(Dataset excerpts)
[Start of Attachment]

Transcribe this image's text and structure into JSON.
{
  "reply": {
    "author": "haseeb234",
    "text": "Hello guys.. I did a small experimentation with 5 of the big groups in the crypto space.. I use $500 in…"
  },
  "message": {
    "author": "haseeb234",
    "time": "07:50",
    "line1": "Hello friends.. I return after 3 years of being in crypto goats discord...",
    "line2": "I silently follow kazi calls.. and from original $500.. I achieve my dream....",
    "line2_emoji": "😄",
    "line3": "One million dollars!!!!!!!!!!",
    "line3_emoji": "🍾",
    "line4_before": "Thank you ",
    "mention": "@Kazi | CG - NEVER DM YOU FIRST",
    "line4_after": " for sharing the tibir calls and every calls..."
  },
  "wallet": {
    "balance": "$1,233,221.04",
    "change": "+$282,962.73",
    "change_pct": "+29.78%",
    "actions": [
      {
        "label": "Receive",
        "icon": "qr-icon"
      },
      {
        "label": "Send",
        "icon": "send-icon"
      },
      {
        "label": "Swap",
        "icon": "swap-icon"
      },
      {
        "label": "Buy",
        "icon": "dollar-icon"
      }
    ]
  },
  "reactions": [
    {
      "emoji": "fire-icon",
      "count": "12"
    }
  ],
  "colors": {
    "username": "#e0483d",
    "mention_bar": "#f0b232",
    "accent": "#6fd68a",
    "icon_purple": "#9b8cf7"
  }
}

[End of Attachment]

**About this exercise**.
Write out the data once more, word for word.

**Exercise response**.
Transcribe this image's text and structure into JSON.
{
  "reply": {
    "author": "haseeb234",
    "text": "Hello guys.. I did a small experimentation with 5 of the big groups in the crypto space.. I use $500 in…"
  },
  "message": {
    "author": "haseeb234",
    "time": "07:50",
    "line1": "Hello friends.. I return after 3 years of being in crypto goats discord...",
    "line2": "I silently follow kazi calls.. and from original $500.. I achieve my dream....",
    "line2_emoji": "😄",
    "line3": "One million dollars!!!!!!!!!!",
    "line3_emoji": "🍾",
    "line4_before": "Thank you ",
    "mention": "@Kazi | CG - NEVER DM YOU FIRST",
    "line4_after": " for sharing the tibir calls and every calls..."
  },
  "wallet": {
    "balance": "$1,233,221.04",
    "change": "+$282,962.73",
    "change_pct": "+29.78%",
    "actions": [
      {
        "label": "Receive",
        "icon": "qr-icon"
      },
      {
        "label": "Send",
        "icon": "send-icon"
      },
      {
        "label": "Swap",
        "icon": "swap-icon"
      },
      {
        "label": "Buy",
        "icon": "dollar-icon"
      }
    ]
  },
  "reactions": [
    {
      "emoji": "fire-icon",
      "count": "12"
    }
  ],
  "colors": {
    "username": "#e0483d",
    "mention_bar": "#f0b232",
    "accent": "#6fd68a",
    "icon_purple": "#9b8cf7"
  }
}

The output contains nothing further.